Last year, a Federal Reserve Board study found that debit card use eclipsed check-writing for the first time. And the federal government is phasing out the use of paper checks for benefit payments, relying on direct deposit and debit cards instead. The paper check seemed destined soon to be, like the manual typewriter and the cassette player, a casualty of our increasingly electronic age.
But it seems that even the most tech-savvy among us simply can’t live with paper checks: ING Direct, the online bank that was recently acquired by Capital One, announced that for the first time it would make checkbooks available to account holders.

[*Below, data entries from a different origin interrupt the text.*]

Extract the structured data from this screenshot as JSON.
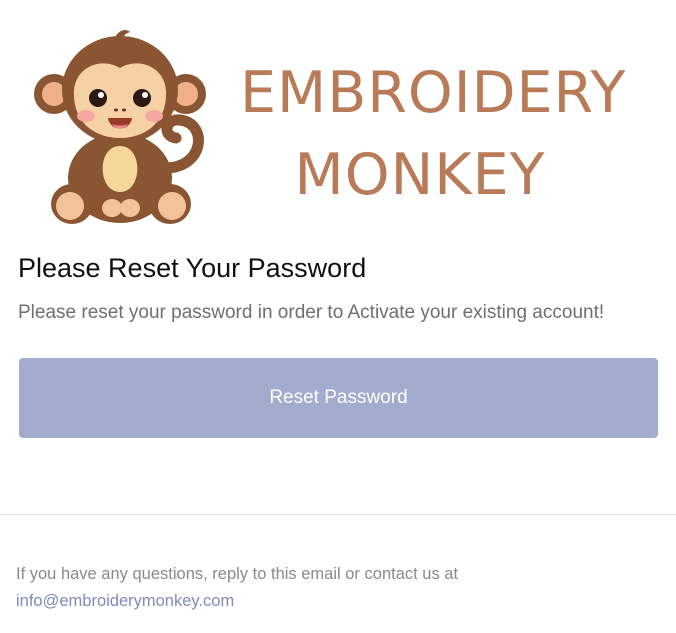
{
  "header": {
    "logo": {
      "text_line1": "EMBROIDERY",
      "text_line2": "MONKEY",
      "mascot_icon": "monkey-mascot-icon"
    }
  },
  "main": {
    "title": "Please Reset Your Password",
    "message": "Please reset your password in order to Activate your existing account!",
    "reset_button_label": "Reset Password"
  },
  "footer": {
    "text": "If you have any questions, reply to this email or contact us at",
    "email": "info@embroiderymonkey.com"
  },
  "colors": {
    "brand_text": "#b87a57",
    "button_bg": "#a3abce",
    "link": "#7d8bbf"
  }
}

Prior to this, ING customers could fill out a form online and have a paper check sent to a recipient of their choice; of course, this required advance planning and waiting on snail mail — not exactly the quick, convenient type of transaction online banking customers prize. For a while, the bank also let customers order checks on their own through warehouse club Costco, but discontinued this a couple of years ago.
Accountholders vented their frustration on ING customer forums and blogs. It seemed that even people who were tech-savvy enough to be comfortable doing most of their banking online still wanted the fallback of a paper checkbook on hand. Maybe someone from ING was reading its customers’ gripes, because the online bank announced it would offer paper checks this year to its Electric Orange accountholders.
ING Direct customers can now go online and pay $5 for a book of 50 paper checks. (The other big player in the online bank space, Ally Financial, already offers checks and doesn’t charge for them.)
In an article in American Banker magazine, ING’s head of product strategy said there was still too much of a demand for paper checks for the bank to not offer them:
“It’s not something that our customers want; it’s really something they need. … Customers begrudgingly feel that they need to have paper checks until the rest of the world catches up.”
It’s a counterintuitive move, but it could be one that benefits ING Direct and new owner Capital One. Paper checks are a hassle, but sometimes it can be an even bigger hassle not to have access to them. If ING manages to eliminate one of the drawbacks to its online checking, it could draw more customers who are ambivalent about a traditional banking relationship but don’t want to give up any conveniences.